With core networks built out to the nines, network gear makers are now looking to edge devices to get services up and running. As a result, Agilent Technologies has expanded its test tool line to accommodate this shift in focus.
Last month, the Palo Alto, Calif.-based company released its channelized DS3 interface for testing metro/edge IP services. The offering fits into its RouterTester 900 test platform, allowing carriers to verify equipment that handles multi-speed, multi-protocol routed traffic from thousands of users at once.
DS3, a slower legacy technology used to connect to the Internet, is also being utilized by service providers to deliver IP services, including virtual private networks, to a far greater number of customers regardless of their respective network speeds, Agilent said.
The new RouterTester interface card offers six test ports capable of testing up to 1,344 channels per card. The company said each test channel transmits and receives integrated wire speed traffic and routing protocol test streams for capture and analysis.

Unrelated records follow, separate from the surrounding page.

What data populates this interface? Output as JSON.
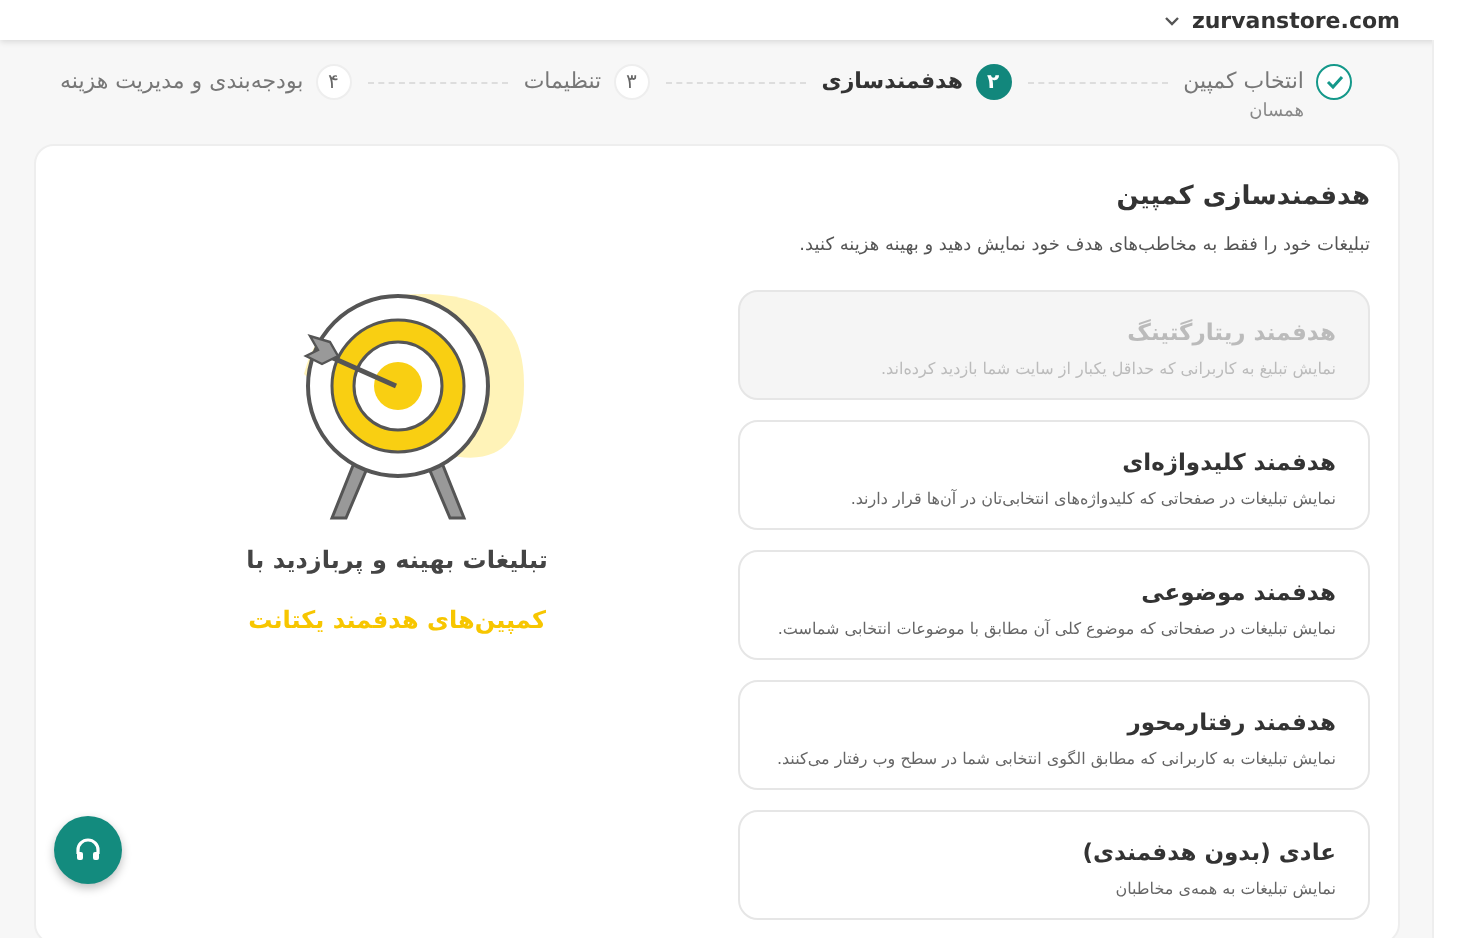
{
  "header": {
    "domain": "zurvanstore.com"
  },
  "steps": [
    {
      "label": "انتخاب کمپین",
      "sublabel": "همسان",
      "completed": true,
      "selected": false
    },
    {
      "number": "۲",
      "label": "هدفمندسازی",
      "completed": false,
      "selected": true
    },
    {
      "number": "۳",
      "label": "تنظیمات",
      "completed": false,
      "selected": false
    },
    {
      "number": "۴",
      "label": "بودجه‌بندی و مدیریت هزینه",
      "completed": false,
      "selected": false
    }
  ],
  "panel": {
    "title": "هدفمندسازی کمپین",
    "subtitle": "تبلیغات خود را فقط به مخاطب‌های هدف خود نمایش دهید و بهینه هزینه کنید.",
    "options": [
      {
        "title": "هدفمند ریتارگتینگ",
        "description": "نمایش تبلیغ به کاربرانی که حداقل یکبار از سایت شما بازدید کرده‌اند.",
        "disabled": true
      },
      {
        "title": "هدفمند کلیدواژه‌ای",
        "description": "نمایش تبلیغات در صفحاتی که کلیدواژه‌های انتخابی‌تان در آن‌ها قرار دارند.",
        "disabled": false
      },
      {
        "title": "هدفمند موضوعی",
        "description": "نمایش تبلیغات در صفحاتی که موضوع کلی آن مطابق با موضوعات انتخابی شماست.",
        "disabled": false
      },
      {
        "title": "هدفمند رفتارمحور",
        "description": "نمایش تبلیغات به کاربرانی که مطابق الگوی انتخابی شما در سطح وب رفتار می‌کنند.",
        "disabled": false
      },
      {
        "title": "عادی (بدون هدفمندی)",
        "description": "نمایش تبلیغات به همه‌ی مخاطبان",
        "disabled": false
      }
    ],
    "promo": {
      "line_1": "تبلیغات بهینه و پربازدید با",
      "line_2": "کمپین‌های هدفمند یکتانت"
    }
  }
}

“The main thing [equipment manufacturers] are able to do that they haven’t been able to do in the past is full, line-rate IP testing over multiple channels simultaneously,” said Trevor Dyck, product manager for RouterTester 900 in Vancouver. “With this new interface, they can load a router with many channels of IP traffic and verify the service.”
The new interface also enables gear makers to simulate other routers in their networks, Dyck added, noting that with previous testing methods, manufacturers would have to perform tests using their own routers as test tools.
“It really isn’t a good test because if you are…testing with something you are building, it doesn’t really bring out the problems,” he said. “This product gives an unbiased opinion…and reduces test costs because they don’t have to use their own equipment, which often costs much more than test equipment.”
And while the new interface card for RouterTester 900 has caught the eyes of large-scale players south of the boarder, including Cisco Systems and Juniper Networks, one company closer to home has also set its sights on the tool.
Hyperchip Inc., a network equipment maker in Montreal, has been depending on the functionality of RouterTester for gigabit Ethernet, OC-48, OC-192 and 10 gigabit Ethernet speed interfaces that the company’s routers support. According to Hyperchip, the company is planning to support alternate technologies, including DS3.
“As we continue to evolve our products with lower speed interfaces such as DS3, it is definitely something we will be looking for from Agilent,” said Claudio Mazzuca, senior product manager for Hyperchip. “Just as our customers set out requirements and look for the right product to meet those requirements, we have to do the same in terms of test equipment. We had to pick a partner that we knew would work with us going forward. Agilent was a great fit for that.”
The Agilent channelized DS3 interface will be available this quarter. For details visit the company online at www.agilent.com.